Acting President Yemi Osinbajo yesterday urged Nigerians to stop celebrating treasury looters..The admonition is coming weeks after the ancient town of Oghara in Ethiope West local Government Area of Delta was in a carnival mood on as former governor James Ibori arrived home after being deported to Nigeria on the completion of his jail term in a UK prison.
To Osinbajo, it is unfortunate that someone accused of corruption is celebrated in his hometown because people believe he has taken his share of the national cake.
Speaking generally,peharps not with only Ibori in mind,he said“Today someone who is corrupt is celebrated. There is a problem that we must resolve, and if we don’t resolve it, it will hurt us very, very badly, just as it is hurting us already,” he said.
Osinbajo said the best way to win the war against corruption is to study the models used elsewhere and adopt them.
The Acting President spoke while opening a two-day National Dialogue on Corruption, organised by the Office of the Vice President in collaboration with the Presidential Advisory Committee Against Corruption (PACAC).
Osinbajo said corruption fighting back was not peculiar to Nigeria, adding that the country “cannot survive with the type of corruption we have”.
According to him, corruption thrives where it is allowed to thrive.
“When the very best people say that there is no consequence of bad actions, they suddenly turn bad,” he said.
The Acting President recalled that when he initiated reforms in the Lagos judiciary as Attorney-General in 1999 aimed at curbing corruption, he was accused of ethnicity and witchhunt, but was not deterred.
Among the problems he addressed, he said, was the mode of appointment of judges that was based on “man-know-man”, as well as welfare, as judges were then paid N67,000, which could not meet their basic needs.
He said where there were issues of corruption against judges, petitions were sent directly to the National Judicial Council (NJC) and followed up.

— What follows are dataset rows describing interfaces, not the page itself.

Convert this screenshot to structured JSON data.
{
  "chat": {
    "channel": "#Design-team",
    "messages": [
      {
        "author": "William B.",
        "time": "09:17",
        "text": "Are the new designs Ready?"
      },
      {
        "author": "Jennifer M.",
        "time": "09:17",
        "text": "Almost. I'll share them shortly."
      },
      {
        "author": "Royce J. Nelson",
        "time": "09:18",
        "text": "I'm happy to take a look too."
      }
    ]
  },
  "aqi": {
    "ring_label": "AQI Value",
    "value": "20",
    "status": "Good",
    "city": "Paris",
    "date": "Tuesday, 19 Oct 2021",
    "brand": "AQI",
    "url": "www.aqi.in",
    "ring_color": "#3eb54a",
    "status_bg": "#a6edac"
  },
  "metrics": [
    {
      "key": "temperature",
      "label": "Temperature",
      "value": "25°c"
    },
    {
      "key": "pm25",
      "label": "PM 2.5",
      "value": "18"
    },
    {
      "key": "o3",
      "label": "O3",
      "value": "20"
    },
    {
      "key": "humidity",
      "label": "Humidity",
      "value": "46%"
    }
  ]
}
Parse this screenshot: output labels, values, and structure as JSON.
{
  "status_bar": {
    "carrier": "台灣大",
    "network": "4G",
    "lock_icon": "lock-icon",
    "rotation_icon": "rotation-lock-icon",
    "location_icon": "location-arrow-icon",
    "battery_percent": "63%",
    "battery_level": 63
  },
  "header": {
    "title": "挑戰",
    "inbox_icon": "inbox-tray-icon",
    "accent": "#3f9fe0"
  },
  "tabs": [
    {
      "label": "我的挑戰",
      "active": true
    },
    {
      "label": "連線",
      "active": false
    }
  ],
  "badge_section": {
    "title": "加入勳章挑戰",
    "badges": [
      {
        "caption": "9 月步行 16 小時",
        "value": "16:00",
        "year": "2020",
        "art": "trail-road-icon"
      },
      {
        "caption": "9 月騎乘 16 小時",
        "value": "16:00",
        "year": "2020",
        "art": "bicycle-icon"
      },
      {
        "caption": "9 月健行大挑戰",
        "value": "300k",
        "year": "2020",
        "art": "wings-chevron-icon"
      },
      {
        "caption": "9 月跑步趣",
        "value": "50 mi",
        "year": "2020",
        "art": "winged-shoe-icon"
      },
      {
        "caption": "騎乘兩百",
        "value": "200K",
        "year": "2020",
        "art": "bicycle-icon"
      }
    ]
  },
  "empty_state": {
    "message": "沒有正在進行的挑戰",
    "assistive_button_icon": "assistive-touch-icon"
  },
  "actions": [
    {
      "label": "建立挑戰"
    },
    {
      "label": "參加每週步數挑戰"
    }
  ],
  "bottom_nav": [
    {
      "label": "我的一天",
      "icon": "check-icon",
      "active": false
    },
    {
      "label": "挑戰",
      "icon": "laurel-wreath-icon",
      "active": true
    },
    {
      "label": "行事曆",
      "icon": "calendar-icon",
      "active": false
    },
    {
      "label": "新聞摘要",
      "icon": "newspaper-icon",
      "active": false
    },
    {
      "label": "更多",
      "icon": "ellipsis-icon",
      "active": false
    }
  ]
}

The reforms, he said, led to the sack of 22 corrupt magistrates and three judges within one year. A 2006 survey showed zero percent corruption in the judiciary, as against 89 per cent in 2006.
“It was because a system was in place and impunity was not allowed. It is important that we put in place models that will work.